To live without electricity, television,

and having a boat as a main mode of transportation is as rare today, as it was 25 years ago when I first moved into the Basin. Frankly, I am amazed that more people can't disconnect from the mainstream modern lifestyle, and just do it.

What has happened for most of us, appears to be a matter of convienence. We have children who need to be in school 5 days a week, and we have jobs, to pay for our nice car and truck and our mortgage, insurance, internet, cell phone, etc.

But how can we be free, to live off the land and hunt and fish as a true Cajun, if we are so obligated to so many costly things? Well, the answer to that question is: we compromise and live a modern life with a road or street in front of our hiuse with electricity, internet, running water, etc. for five days a week, and on the weekends we haul our boat over the levee

on a boat trailer behind a pickup, and launch into the Basin for the weekend getaway.

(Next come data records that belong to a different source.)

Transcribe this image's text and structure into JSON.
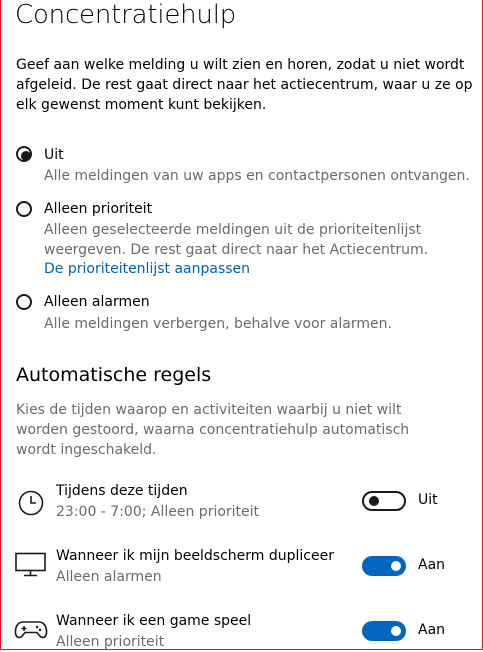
{
  "page": {
    "title": "Concentratiehulp",
    "intro": "Geef aan welke melding u wilt zien en horen, zodat u niet wordt afgeleid. De rest gaat direct naar het actiecentrum, waar u ze op elk gewenst moment kunt bekijken."
  },
  "options": [
    {
      "label": "Uit",
      "desc": "Alle meldingen van uw apps en contactpersonen ontvangen.",
      "selected": true
    },
    {
      "label": "Alleen prioriteit",
      "desc": "Alleen geselecteerde meldingen uit de prioriteitenlijst weergeven. De rest gaat direct naar het Actiecentrum.",
      "link": "De prioriteitenlijst aanpassen",
      "selected": false
    },
    {
      "label": "Alleen alarmen",
      "desc": "Alle meldingen verbergen, behalve voor alarmen.",
      "selected": false
    }
  ],
  "rules": {
    "heading": "Automatische regels",
    "desc": "Kies de tijden waarop en activiteiten waarbij u niet wilt worden gestoord, waarna concentratiehulp automatisch wordt ingeschakeld.",
    "items": [
      {
        "icon": "clock-icon",
        "title": "Tijdens deze tijden",
        "detail": "23:00 - 7:00; Alleen prioriteit",
        "state": "Uit",
        "on": false
      },
      {
        "icon": "monitor-icon",
        "title": "Wanneer ik mijn beeldscherm dupliceer",
        "detail": "Alleen alarmen",
        "state": "Aan",
        "on": true
      },
      {
        "icon": "gamepad-icon",
        "title": "Wanneer ik een game speel",
        "detail": "Alleen prioriteit",
        "state": "Aan",
        "on": true
      }
    ]
  },
  "colors": {
    "accent": "#0067c0",
    "link": "#0063b1",
    "secondary_text": "#6b6b6b",
    "frame": "#e81123"
  }
}
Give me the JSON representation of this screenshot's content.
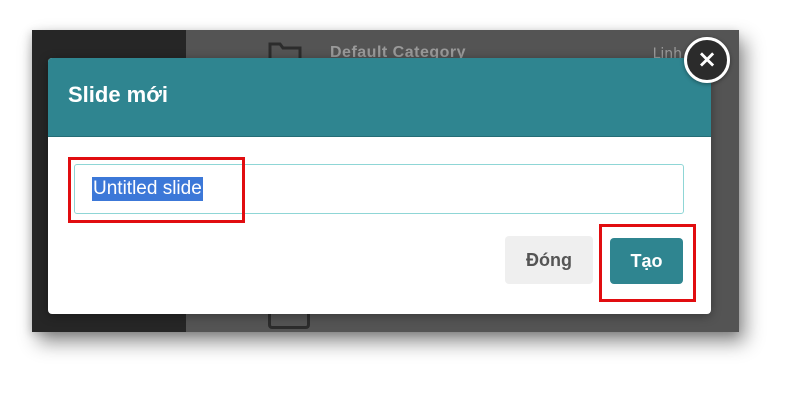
{
  "background": {
    "category_label": "Default Category",
    "right_label": "Linh hoạt"
  },
  "modal": {
    "title": "Slide mới",
    "input_value": "Untitled slide",
    "close_label": "Đóng",
    "create_label": "Tạo",
    "close_icon": "×"
  },
  "colors": {
    "header": "#2f8590",
    "selection": "#3c78d8",
    "highlight": "#e10d10"
  }
}
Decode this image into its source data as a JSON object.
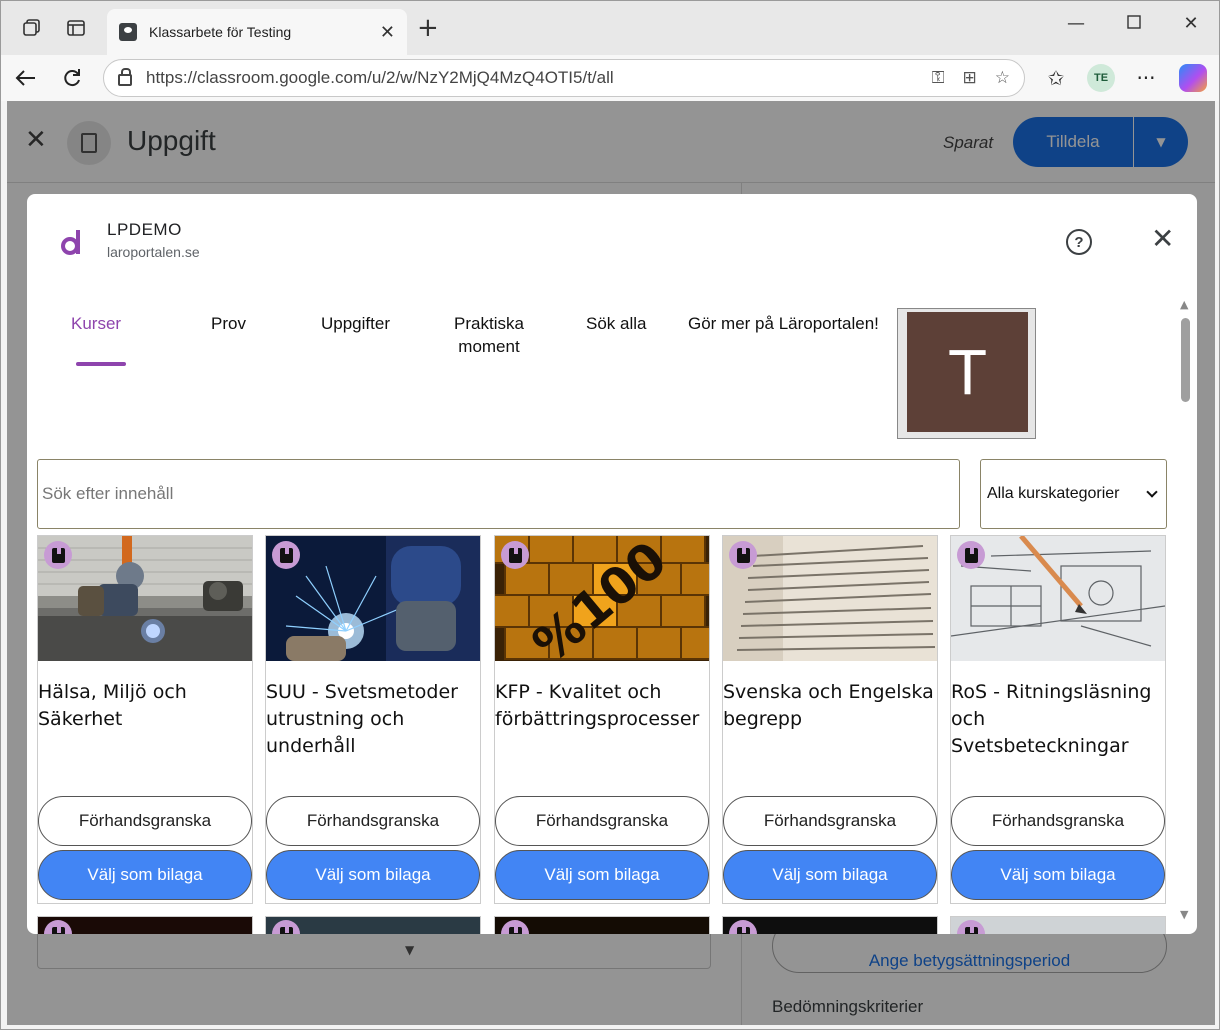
{
  "browser": {
    "tab_title": "Klassarbete för Testing",
    "url": "https://classroom.google.com/u/2/w/NzY2MjQ4MzQ4OTI5/t/all",
    "profile_initials": "TE"
  },
  "page": {
    "title": "Uppgift",
    "saved_text": "Sparat",
    "assign_label": "Tilldela",
    "grading_period_label": "Ange betygsättningsperiod",
    "criteria_label": "Bedömningskriterier"
  },
  "dialog": {
    "app_name": "LPDEMO",
    "app_domain": "laroportalen.se",
    "tabs": [
      {
        "label": "Kurser",
        "active": true
      },
      {
        "label": "Prov"
      },
      {
        "label": "Uppgifter"
      },
      {
        "label": "Praktiska moment"
      },
      {
        "label": "Sök alla"
      },
      {
        "label": "Gör mer på Läroportalen!"
      }
    ],
    "avatar_letter": "T",
    "search_placeholder": "Sök efter innehåll",
    "category_selected": "Alla kurskategorier",
    "cards": [
      {
        "title": "Hälsa, Miljö och Säkerhet",
        "preview": "Förhandsgranska",
        "attach": "Välj som bilaga"
      },
      {
        "title": "SUU - Svetsmetoder utrustning och underhåll",
        "preview": "Förhandsgranska",
        "attach": "Välj som bilaga"
      },
      {
        "title": "KFP - Kvalitet och förbättringsprocesser",
        "preview": "Förhandsgranska",
        "attach": "Välj som bilaga"
      },
      {
        "title": "Svenska och Engelska begrepp",
        "preview": "Förhandsgranska",
        "attach": "Välj som bilaga"
      },
      {
        "title": "RoS - Ritningsläsning och Svetsbeteckningar",
        "preview": "Förhandsgranska",
        "attach": "Välj som bilaga"
      }
    ],
    "card_image_text": "%100"
  },
  "colors": {
    "accent_purple": "#8e44ad",
    "attach_blue": "#4285f4",
    "classroom_blue": "#1a73e8",
    "avatar_brown": "#5d4037"
  }
}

It is practical, but still I am amazed that no one seems to be completely commited to living in the wilderness.

I met Greg Guirard on a movie location, a couple of weeks ago and asked him if there was anyone living in the Basin as a permanent resident.

He said "No, you were the last one".

He then went on and expressed concern that we as Cajuns are losing our identity, because we are allowing outside TV and film productions to focus on a small facet of our culture and that causes people on the outside to assume that we all live in housboats, or in houses on stilts,

and we all are swamp people.

Furthermore he pointed out that too many Cajun people are sucking up to and catering to tourists expectations of what is Cajun, such as spicy food, and alligators being consumers of humans. Then he really pushed it and said that too many tour guides were pretnding to be Cajun just to make a buck!

Today, with the Swamp People TV program being so popular, we are concerned that outsiders will assume that what they are seeing is representative of the Cajun culture as a whole. Well that is part of it, and those guys are for real, but they are not common per se.

If you would like to do a genuine Louisiana Swamp Tour, call the number above or click on the link in this line and I will do my best to share a couple of hours of culture, history, geography, and nature study, and I just might share some of my Cajun humor and talk like dat for you!